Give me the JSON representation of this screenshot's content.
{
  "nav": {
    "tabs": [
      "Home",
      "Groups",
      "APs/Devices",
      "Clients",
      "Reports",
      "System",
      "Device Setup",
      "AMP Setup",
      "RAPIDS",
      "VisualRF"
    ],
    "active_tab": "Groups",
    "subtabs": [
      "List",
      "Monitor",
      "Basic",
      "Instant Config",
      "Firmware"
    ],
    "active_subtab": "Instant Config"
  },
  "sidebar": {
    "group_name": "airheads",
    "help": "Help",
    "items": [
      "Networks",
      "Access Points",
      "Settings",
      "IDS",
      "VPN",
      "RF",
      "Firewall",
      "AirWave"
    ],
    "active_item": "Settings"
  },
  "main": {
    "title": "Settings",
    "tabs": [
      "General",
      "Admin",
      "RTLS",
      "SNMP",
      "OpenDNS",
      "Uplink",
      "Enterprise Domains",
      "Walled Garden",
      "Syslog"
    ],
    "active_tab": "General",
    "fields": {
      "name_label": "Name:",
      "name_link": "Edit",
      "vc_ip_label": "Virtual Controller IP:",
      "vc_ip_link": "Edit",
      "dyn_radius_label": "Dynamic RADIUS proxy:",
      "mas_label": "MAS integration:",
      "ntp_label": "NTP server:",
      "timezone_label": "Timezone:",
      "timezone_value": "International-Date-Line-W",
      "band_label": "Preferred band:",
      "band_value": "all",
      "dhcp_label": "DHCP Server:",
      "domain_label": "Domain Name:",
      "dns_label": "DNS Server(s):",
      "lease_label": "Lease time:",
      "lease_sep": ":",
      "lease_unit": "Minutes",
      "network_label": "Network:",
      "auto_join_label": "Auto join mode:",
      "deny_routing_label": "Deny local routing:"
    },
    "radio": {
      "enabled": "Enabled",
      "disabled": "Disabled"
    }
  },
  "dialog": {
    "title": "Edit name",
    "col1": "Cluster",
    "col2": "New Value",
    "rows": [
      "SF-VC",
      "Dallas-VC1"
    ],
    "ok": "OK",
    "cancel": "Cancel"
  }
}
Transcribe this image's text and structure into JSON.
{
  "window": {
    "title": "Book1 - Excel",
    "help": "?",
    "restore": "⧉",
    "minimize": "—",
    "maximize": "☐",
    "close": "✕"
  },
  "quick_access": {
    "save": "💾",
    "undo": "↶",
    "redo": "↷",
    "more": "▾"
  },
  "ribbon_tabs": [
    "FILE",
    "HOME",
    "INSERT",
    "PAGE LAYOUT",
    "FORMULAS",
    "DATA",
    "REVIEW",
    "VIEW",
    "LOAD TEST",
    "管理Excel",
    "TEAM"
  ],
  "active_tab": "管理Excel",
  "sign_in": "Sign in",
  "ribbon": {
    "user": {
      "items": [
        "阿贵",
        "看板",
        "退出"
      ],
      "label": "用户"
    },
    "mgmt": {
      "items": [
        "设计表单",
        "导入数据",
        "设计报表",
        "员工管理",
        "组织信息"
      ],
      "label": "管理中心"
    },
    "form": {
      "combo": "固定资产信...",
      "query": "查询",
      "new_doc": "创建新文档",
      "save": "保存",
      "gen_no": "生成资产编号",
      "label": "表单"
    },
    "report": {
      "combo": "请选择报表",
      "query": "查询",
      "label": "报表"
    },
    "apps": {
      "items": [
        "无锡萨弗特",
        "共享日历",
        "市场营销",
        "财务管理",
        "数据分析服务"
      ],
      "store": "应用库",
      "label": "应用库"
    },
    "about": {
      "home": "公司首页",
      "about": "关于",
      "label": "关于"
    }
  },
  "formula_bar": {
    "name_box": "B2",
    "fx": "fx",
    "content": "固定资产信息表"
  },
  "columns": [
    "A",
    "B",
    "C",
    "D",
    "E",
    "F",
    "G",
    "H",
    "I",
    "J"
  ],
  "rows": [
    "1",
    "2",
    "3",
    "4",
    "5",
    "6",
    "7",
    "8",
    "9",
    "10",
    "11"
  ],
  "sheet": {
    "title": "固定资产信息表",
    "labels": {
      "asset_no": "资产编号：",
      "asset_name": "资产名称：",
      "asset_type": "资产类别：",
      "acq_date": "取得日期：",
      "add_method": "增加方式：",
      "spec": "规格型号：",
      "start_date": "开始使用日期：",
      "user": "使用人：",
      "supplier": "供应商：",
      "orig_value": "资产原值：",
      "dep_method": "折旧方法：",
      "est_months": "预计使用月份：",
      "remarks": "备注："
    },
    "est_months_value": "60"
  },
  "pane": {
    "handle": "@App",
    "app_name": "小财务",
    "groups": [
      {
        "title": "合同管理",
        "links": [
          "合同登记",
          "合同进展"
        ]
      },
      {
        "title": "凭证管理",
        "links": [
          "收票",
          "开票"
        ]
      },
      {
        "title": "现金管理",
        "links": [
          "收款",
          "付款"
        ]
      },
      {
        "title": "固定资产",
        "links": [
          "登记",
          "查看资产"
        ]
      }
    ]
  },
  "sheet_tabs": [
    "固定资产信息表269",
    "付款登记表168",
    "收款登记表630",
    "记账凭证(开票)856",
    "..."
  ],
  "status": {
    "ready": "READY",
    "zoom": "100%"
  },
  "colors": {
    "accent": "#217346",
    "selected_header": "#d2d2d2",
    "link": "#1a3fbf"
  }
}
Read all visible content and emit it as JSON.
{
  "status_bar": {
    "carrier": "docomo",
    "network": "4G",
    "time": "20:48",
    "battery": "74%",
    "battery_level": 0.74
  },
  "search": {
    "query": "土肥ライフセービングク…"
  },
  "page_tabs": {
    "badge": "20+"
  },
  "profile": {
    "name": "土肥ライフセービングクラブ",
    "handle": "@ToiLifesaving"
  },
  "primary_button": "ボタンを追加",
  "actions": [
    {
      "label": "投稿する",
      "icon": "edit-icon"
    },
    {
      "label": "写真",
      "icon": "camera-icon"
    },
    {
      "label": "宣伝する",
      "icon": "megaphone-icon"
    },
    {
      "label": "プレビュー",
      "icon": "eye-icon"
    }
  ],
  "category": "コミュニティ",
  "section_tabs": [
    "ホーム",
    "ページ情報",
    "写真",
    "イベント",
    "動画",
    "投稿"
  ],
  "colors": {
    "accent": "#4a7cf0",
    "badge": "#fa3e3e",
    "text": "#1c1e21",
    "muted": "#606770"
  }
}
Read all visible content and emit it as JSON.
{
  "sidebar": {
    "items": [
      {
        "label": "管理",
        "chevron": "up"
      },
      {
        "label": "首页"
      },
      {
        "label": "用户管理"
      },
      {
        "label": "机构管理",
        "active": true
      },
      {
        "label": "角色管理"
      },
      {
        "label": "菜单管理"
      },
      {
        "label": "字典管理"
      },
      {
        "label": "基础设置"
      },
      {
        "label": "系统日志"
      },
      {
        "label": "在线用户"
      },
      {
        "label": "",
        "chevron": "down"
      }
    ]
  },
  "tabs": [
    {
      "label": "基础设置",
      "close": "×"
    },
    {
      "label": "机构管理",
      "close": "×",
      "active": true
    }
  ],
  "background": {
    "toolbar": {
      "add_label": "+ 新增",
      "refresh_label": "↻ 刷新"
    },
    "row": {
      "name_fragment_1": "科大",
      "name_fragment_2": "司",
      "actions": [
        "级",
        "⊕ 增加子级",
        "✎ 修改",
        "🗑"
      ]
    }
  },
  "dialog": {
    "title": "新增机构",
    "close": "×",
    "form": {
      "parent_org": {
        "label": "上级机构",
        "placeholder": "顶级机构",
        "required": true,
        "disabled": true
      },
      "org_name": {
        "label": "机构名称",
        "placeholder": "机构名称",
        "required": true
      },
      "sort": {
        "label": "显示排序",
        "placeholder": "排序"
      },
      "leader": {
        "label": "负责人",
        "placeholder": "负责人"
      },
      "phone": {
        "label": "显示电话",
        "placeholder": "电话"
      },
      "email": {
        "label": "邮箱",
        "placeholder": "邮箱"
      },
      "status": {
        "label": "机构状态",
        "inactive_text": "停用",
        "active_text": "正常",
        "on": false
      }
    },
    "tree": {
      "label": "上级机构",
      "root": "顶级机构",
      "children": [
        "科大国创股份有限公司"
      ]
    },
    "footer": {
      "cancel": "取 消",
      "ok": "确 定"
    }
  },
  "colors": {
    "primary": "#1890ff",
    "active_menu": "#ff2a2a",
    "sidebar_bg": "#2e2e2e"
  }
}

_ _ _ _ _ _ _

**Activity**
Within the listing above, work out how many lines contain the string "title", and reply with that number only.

**Answer box**
9